Task brief
The pictures stay out; everything else in the entries below must be returned exactly.

Supplied material
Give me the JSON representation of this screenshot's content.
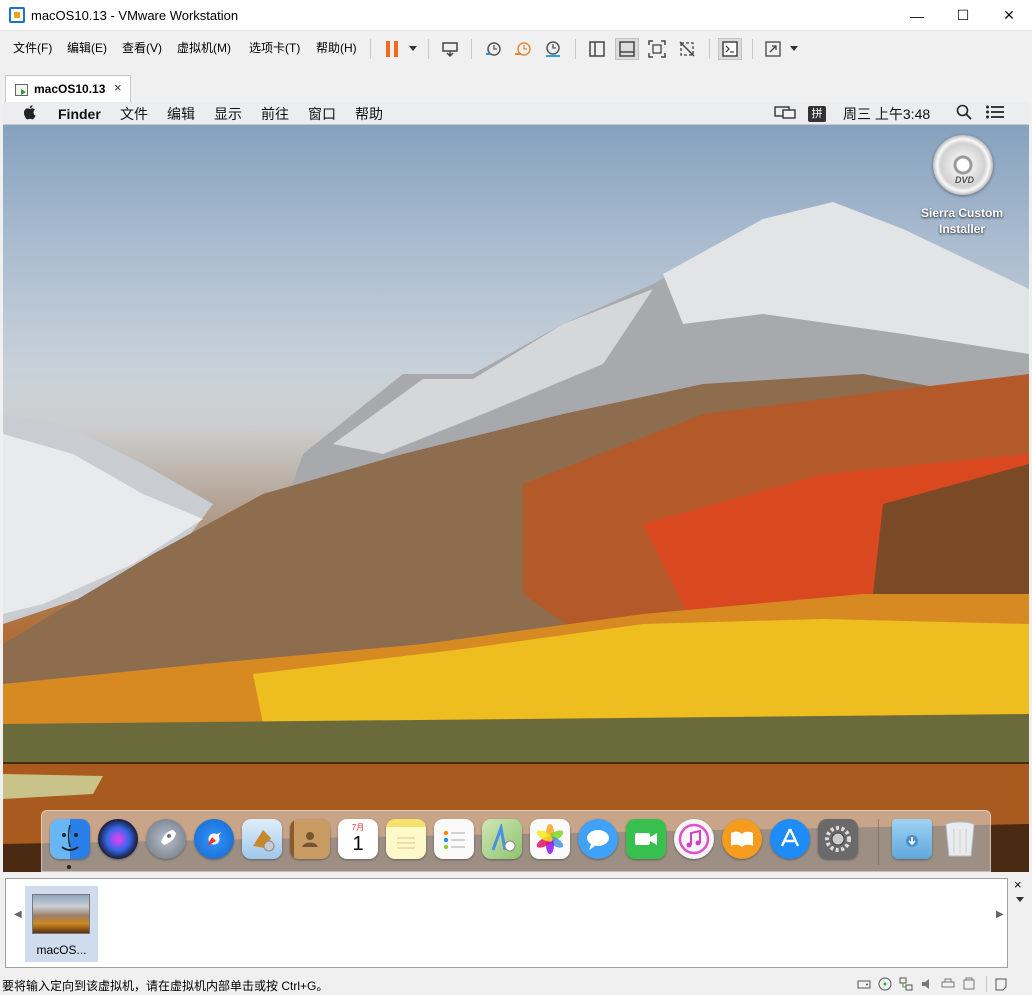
{
  "window": {
    "title": "macOS10.13 - VMware Workstation",
    "minimize": "—",
    "maximize": "☐",
    "close": "✕"
  },
  "menu": [
    "文件(F)",
    "编辑(E)",
    "查看(V)",
    "虚拟机(M)",
    "选项卡(T)",
    "帮助(H)"
  ],
  "toolbar": {
    "icons": [
      "pause-icon",
      "send-keys-icon",
      "snapshot-icon",
      "revert-snapshot-icon",
      "snapshot-manager-icon",
      "library-icon",
      "thumbnail-bar-icon",
      "fullscreen-icon",
      "unity-icon",
      "console-icon",
      "stretch-icon"
    ],
    "accent": "#f26b1d"
  },
  "tab": {
    "label": "macOS10.13",
    "close": "×"
  },
  "guest": {
    "menubar": {
      "apple": "",
      "items": [
        "Finder",
        "文件",
        "编辑",
        "显示",
        "前往",
        "窗口",
        "帮助"
      ],
      "input_method": "拼",
      "clock": "周三 上午3:48"
    },
    "desktop_icon": {
      "label": "Sierra Custom Installer",
      "disc_text": "DVD"
    },
    "dock": [
      {
        "name": "finder",
        "color": "#3d8df0"
      },
      {
        "name": "siri",
        "color": "#2c2c54"
      },
      {
        "name": "launchpad",
        "color": "#8f98a6"
      },
      {
        "name": "safari",
        "color": "#1e7ff0"
      },
      {
        "name": "mail",
        "color": "#7ab6e8"
      },
      {
        "name": "contacts",
        "color": "#b07a45"
      },
      {
        "name": "calendar",
        "color": "#ffffff"
      },
      {
        "name": "notes",
        "color": "#f9e478"
      },
      {
        "name": "reminders",
        "color": "#f5f5f5"
      },
      {
        "name": "maps",
        "color": "#79c26b"
      },
      {
        "name": "photos",
        "color": "#f5f5f5"
      },
      {
        "name": "messages",
        "color": "#3fa2f6"
      },
      {
        "name": "facetime",
        "color": "#38c04f"
      },
      {
        "name": "itunes",
        "color": "#f4f4f4"
      },
      {
        "name": "ibooks",
        "color": "#f59b1e"
      },
      {
        "name": "app-store",
        "color": "#1e8cf6"
      },
      {
        "name": "system-preferences",
        "color": "#8a8a8a"
      }
    ],
    "calendar_month": "7月",
    "calendar_day": "1",
    "downloads_color": "#6fb0e0",
    "trash_color": "#e8ecef"
  },
  "thumbnail": {
    "label": "macOS...",
    "close": "×"
  },
  "status": {
    "text": "要将输入定向到该虚拟机，请在虚拟机内部单击或按 Ctrl+G。"
  }
}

Response below
Give me the JSON representation of this screenshot's content.
{
  "window": {
    "title": "macOS10.13 - VMware Workstation",
    "minimize": "—",
    "maximize": "☐",
    "close": "✕"
  },
  "menu": [
    "文件(F)",
    "编辑(E)",
    "查看(V)",
    "虚拟机(M)",
    "选项卡(T)",
    "帮助(H)"
  ],
  "toolbar": {
    "icons": [
      "pause-icon",
      "send-keys-icon",
      "snapshot-icon",
      "revert-snapshot-icon",
      "snapshot-manager-icon",
      "library-icon",
      "thumbnail-bar-icon",
      "fullscreen-icon",
      "unity-icon",
      "console-icon",
      "stretch-icon"
    ],
    "accent": "#f26b1d"
  },
  "tab": {
    "label": "macOS10.13",
    "close": "×"
  },
  "guest": {
    "menubar": {
      "apple": "",
      "items": [
        "Finder",
        "文件",
        "编辑",
        "显示",
        "前往",
        "窗口",
        "帮助"
      ],
      "input_method": "拼",
      "clock": "周三 上午3:48"
    },
    "desktop_icon": {
      "label": "Sierra Custom Installer",
      "disc_text": "DVD"
    },
    "dock": [
      {
        "name": "finder",
        "color": "#3d8df0"
      },
      {
        "name": "siri",
        "color": "#2c2c54"
      },
      {
        "name": "launchpad",
        "color": "#8f98a6"
      },
      {
        "name": "safari",
        "color": "#1e7ff0"
      },
      {
        "name": "mail",
        "color": "#7ab6e8"
      },
      {
        "name": "contacts",
        "color": "#b07a45"
      },
      {
        "name": "calendar",
        "color": "#ffffff"
      },
      {
        "name": "notes",
        "color": "#f9e478"
      },
      {
        "name": "reminders",
        "color": "#f5f5f5"
      },
      {
        "name": "maps",
        "color": "#79c26b"
      },
      {
        "name": "photos",
        "color": "#f5f5f5"
      },
      {
        "name": "messages",
        "color": "#3fa2f6"
      },
      {
        "name": "facetime",
        "color": "#38c04f"
      },
      {
        "name": "itunes",
        "color": "#f4f4f4"
      },
      {
        "name": "ibooks",
        "color": "#f59b1e"
      },
      {
        "name": "app-store",
        "color": "#1e8cf6"
      },
      {
        "name": "system-preferences",
        "color": "#8a8a8a"
      }
    ],
    "calendar_month": "7月",
    "calendar_day": "1",
    "downloads_color": "#6fb0e0",
    "trash_color": "#e8ecef"
  },
  "thumbnail": {
    "label": "macOS...",
    "close": "×"
  },
  "status": {
    "text": "要将输入定向到该虚拟机，请在虚拟机内部单击或按 Ctrl+G。"
  }
}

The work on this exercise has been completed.